[Entries from a dataset of interfaces]

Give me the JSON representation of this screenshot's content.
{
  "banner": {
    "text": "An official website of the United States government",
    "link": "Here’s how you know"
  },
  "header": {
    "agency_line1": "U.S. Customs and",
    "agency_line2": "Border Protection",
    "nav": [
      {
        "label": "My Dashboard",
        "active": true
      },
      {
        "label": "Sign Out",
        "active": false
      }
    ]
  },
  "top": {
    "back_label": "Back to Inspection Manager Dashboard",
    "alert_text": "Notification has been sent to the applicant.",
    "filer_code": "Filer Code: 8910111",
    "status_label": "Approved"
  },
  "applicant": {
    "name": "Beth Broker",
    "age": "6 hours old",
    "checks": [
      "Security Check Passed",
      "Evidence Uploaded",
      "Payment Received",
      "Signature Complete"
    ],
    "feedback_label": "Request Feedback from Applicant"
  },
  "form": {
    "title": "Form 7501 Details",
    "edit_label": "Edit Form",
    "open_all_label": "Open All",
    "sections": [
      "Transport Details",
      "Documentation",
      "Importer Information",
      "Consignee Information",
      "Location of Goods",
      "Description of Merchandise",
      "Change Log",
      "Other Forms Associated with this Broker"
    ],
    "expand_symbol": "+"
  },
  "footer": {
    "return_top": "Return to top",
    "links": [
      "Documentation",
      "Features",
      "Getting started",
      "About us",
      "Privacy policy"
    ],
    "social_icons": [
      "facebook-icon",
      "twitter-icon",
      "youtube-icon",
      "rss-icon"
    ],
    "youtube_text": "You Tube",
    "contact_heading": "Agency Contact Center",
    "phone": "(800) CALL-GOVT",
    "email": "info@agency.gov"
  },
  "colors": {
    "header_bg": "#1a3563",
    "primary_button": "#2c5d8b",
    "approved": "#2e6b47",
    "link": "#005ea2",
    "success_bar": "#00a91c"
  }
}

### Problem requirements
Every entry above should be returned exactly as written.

### The completed task
Give me the JSON representation of this screenshot's content.
{
  "banner": {
    "text": "An official website of the United States government",
    "link": "Here’s how you know"
  },
  "header": {
    "agency_line1": "U.S. Customs and",
    "agency_line2": "Border Protection",
    "nav": [
      {
        "label": "My Dashboard",
        "active": true
      },
      {
        "label": "Sign Out",
        "active": false
      }
    ]
  },
  "top": {
    "back_label": "Back to Inspection Manager Dashboard",
    "alert_text": "Notification has been sent to the applicant.",
    "filer_code": "Filer Code: 8910111",
    "status_label": "Approved"
  },
  "applicant": {
    "name": "Beth Broker",
    "age": "6 hours old",
    "checks": [
      "Security Check Passed",
      "Evidence Uploaded",
      "Payment Received",
      "Signature Complete"
    ],
    "feedback_label": "Request Feedback from Applicant"
  },
  "form": {
    "title": "Form 7501 Details",
    "edit_label": "Edit Form",
    "open_all_label": "Open All",
    "sections": [
      "Transport Details",
      "Documentation",
      "Importer Information",
      "Consignee Information",
      "Location of Goods",
      "Description of Merchandise",
      "Change Log",
      "Other Forms Associated with this Broker"
    ],
    "expand_symbol": "+"
  },
  "footer": {
    "return_top": "Return to top",
    "links": [
      "Documentation",
      "Features",
      "Getting started",
      "About us",
      "Privacy policy"
    ],
    "social_icons": [
      "facebook-icon",
      "twitter-icon",
      "youtube-icon",
      "rss-icon"
    ],
    "youtube_text": "You Tube",
    "contact_heading": "Agency Contact Center",
    "phone": "(800) CALL-GOVT",
    "email": "info@agency.gov"
  },
  "colors": {
    "header_bg": "#1a3563",
    "primary_button": "#2c5d8b",
    "approved": "#2e6b47",
    "link": "#005ea2",
    "success_bar": "#00a91c"
  }
}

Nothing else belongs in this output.